MISUNDERESTIMATED: THE PRESIDENT BATTLES TERRORISM, JOHN KERRY, AND THE BUSH HATERS
by Bill Sammon, Regan Books, Harper-Collins, $27.95, 351 pages
In doing research for this book, Bill Sammon interviewed President Bush.During the course of the interview, the president invented a new word when he told the author that the media and his political opponents had constantly “misunderestimated” him. Despite the flawed vocabulary (probably deliberate), the body count of Bush foes who have misunderestimated him has risen in a manner proportional to British casualties on the Somme in World War I. Hence, the premise and title of Mr. Sammon’s latest book.
Like Bob Woodward, Mr. Sammon had unusual access to the president and his inner circle in doing his research.
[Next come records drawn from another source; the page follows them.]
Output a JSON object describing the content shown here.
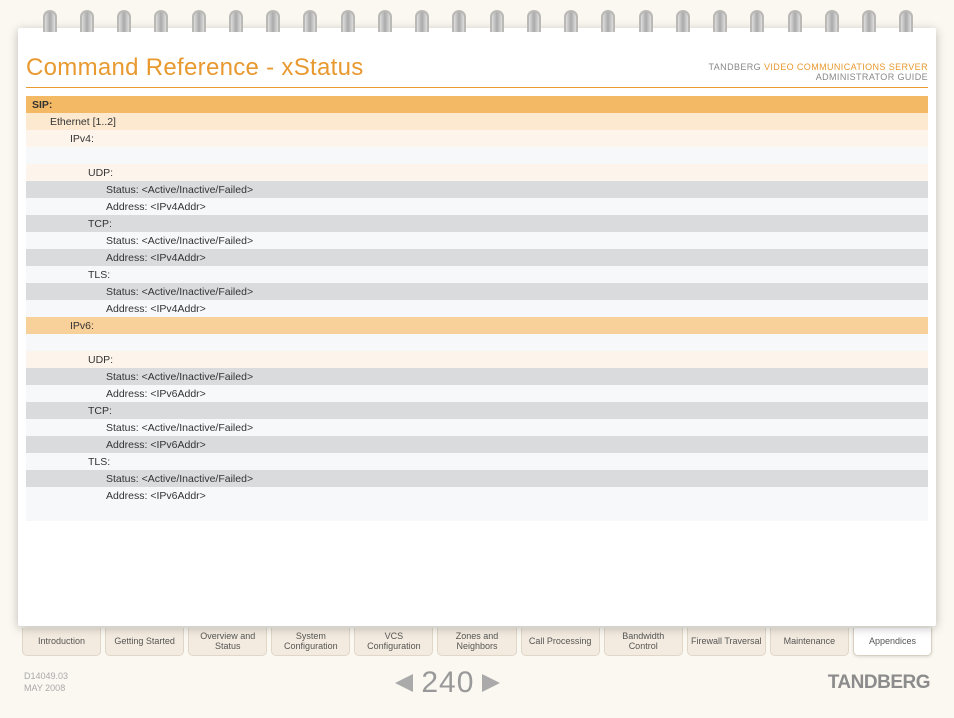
{
  "header": {
    "title": "Command Reference - xStatus",
    "brand": "TANDBERG",
    "product": "VIDEO COMMUNICATIONS SERVER",
    "subtitle": "ADMINISTRATOR GUIDE"
  },
  "rows": [
    {
      "text": "SIP:",
      "cls": "bg-dkorange lvl0"
    },
    {
      "text": "Ethernet [1..2]",
      "cls": "bg-ltorange lvl1"
    },
    {
      "text": "IPv4:",
      "cls": "bg-cream lvl2"
    },
    {
      "text": "",
      "cls": "bg-ltblue lvl3"
    },
    {
      "text": "UDP:",
      "cls": "bg-cream lvl3"
    },
    {
      "text": "Status: <Active/Inactive/Failed>",
      "cls": "bg-grey lvl4"
    },
    {
      "text": "Address: <IPv4Addr>",
      "cls": "bg-ltblue lvl4"
    },
    {
      "text": "TCP:",
      "cls": "bg-grey lvl3"
    },
    {
      "text": "Status: <Active/Inactive/Failed>",
      "cls": "bg-ltblue lvl4"
    },
    {
      "text": "Address: <IPv4Addr>",
      "cls": "bg-grey lvl4"
    },
    {
      "text": "TLS:",
      "cls": "bg-ltblue lvl3"
    },
    {
      "text": "Status: <Active/Inactive/Failed>",
      "cls": "bg-grey lvl4"
    },
    {
      "text": "Address: <IPv4Addr>",
      "cls": "bg-ltblue lvl4"
    },
    {
      "text": "IPv6:",
      "cls": "bg-mdorange lvl2"
    },
    {
      "text": "",
      "cls": "bg-ltblue lvl3"
    },
    {
      "text": "UDP:",
      "cls": "bg-cream lvl3"
    },
    {
      "text": "Status: <Active/Inactive/Failed>",
      "cls": "bg-grey lvl4"
    },
    {
      "text": "Address: <IPv6Addr>",
      "cls": "bg-ltblue lvl4"
    },
    {
      "text": "TCP:",
      "cls": "bg-grey lvl3"
    },
    {
      "text": "Status: <Active/Inactive/Failed>",
      "cls": "bg-ltblue lvl4"
    },
    {
      "text": "Address: <IPv6Addr>",
      "cls": "bg-grey lvl4"
    },
    {
      "text": "TLS:",
      "cls": "bg-ltblue lvl3"
    },
    {
      "text": "Status: <Active/Inactive/Failed>",
      "cls": "bg-grey lvl4"
    },
    {
      "text": "Address: <IPv6Addr>",
      "cls": "bg-ltblue lvl4"
    },
    {
      "text": "",
      "cls": "bg-ltblue lvl0"
    }
  ],
  "tabs": [
    {
      "label": "Introduction",
      "active": false
    },
    {
      "label": "Getting Started",
      "active": false
    },
    {
      "label": "Overview and Status",
      "active": false
    },
    {
      "label": "System Configuration",
      "active": false
    },
    {
      "label": "VCS Configuration",
      "active": false
    },
    {
      "label": "Zones and Neighbors",
      "active": false
    },
    {
      "label": "Call Processing",
      "active": false
    },
    {
      "label": "Bandwidth Control",
      "active": false
    },
    {
      "label": "Firewall Traversal",
      "active": false
    },
    {
      "label": "Maintenance",
      "active": false
    },
    {
      "label": "Appendices",
      "active": true
    }
  ],
  "footer": {
    "doc": "D14049.03",
    "date": "MAY 2008",
    "page": "240",
    "logo": "TANDBERG"
  }
}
Not surprisingly, Mr. Sammon, the White House correspondent for The Washington Times, has a very different interpretation from that of Mr. Woodward. In “Misunderestimated,” he portrays Mr. Bush as a “hands on” political operator and not the passive mouthpiece of his staff that many of his adversaries accuse him of being.
Along the way we get a “warts and all” portrayal of Mr. Bush and his staff. The book opens with a fund-raising trip that — through a series of gaffes between the White House, the Secret Service and the police in Portland, Ore. — resulted in the Bush staff spending a night under siege, locked down in their hotel with a homosexual softball league. Despite the fact that the situation was potentially explosive, Mr. Sammon recounts it with wit and in a smooth style that permeates the book.
This is a compelling account of the 18 months of the Bush presidency during which Mr. Bush led the country into two wars. Along the way, we get the inside scoop on such events as the president’s handling of the capture of Saddam Hussein, his surprise visit to Baghdad last year and his take on the U.N. Oil for Food program.
Mr. Sammon feels that there is a very real leftist plot in the press and among Democrats to get Mr. Bush. He documents this with quotes from the alleged perpetrators at press conferences. The quotes are damning. Some of the participants are very senior and respected White House and Pentagon correspondents. The reader suspects that Mr. Sammon’s relations with some members of the White House press corps will be frosty at best now that this book has been published.
This is a highly readable book; in this, it is subversive. It may open up the market to folks who wouldn’t normally pick up a book by Richard Clarke or Mr. Woodward. It puts a more human face on the sometimes mischievous and always wry president, who has had to subdue himself in public in the post-September 11 environment.
“Misunderestimated” is not entirely flattering to the Bush camp. That may be its main advantage to Republicans and to conservatives. In a nasty political year, depicting a candidate as human and fallible can be a plus. The author’s bias is clearly with Mr. Bush, but with a Bush persona that sometimes gets lost in the gravitas of the post-September 11 scene.
At this point, John Kerry, after such debacles as publicly humiliating a Secret Service agent and the self-inflicted wound of his foreign endorsements, will need a champion as well. That champion had better be able to sell books to the swing voters. As the nation becomes nearly equally polarized between the “reds” and “blues,” books like Mr. Sammon’s, Mr. Clarke’s and Mr. Woodward’s will become increasingly important.
Hard-core true believers in the Republican and Democratic camps will have made up their minds. Nothing will change them. But swing voters are open to influence, even though many of them don’t read political books. If the publishers market it right, “Misunderestimated” may make a difference because of its combination of anecdotes and serious policy discussion.
This will be one of the most polarized elections since the Civil War. A political book that isn’t read by swing voters is like a tree falling in the forest. Mr. Sammon has done his job in writing the book; it is now up to the publisher to sell it.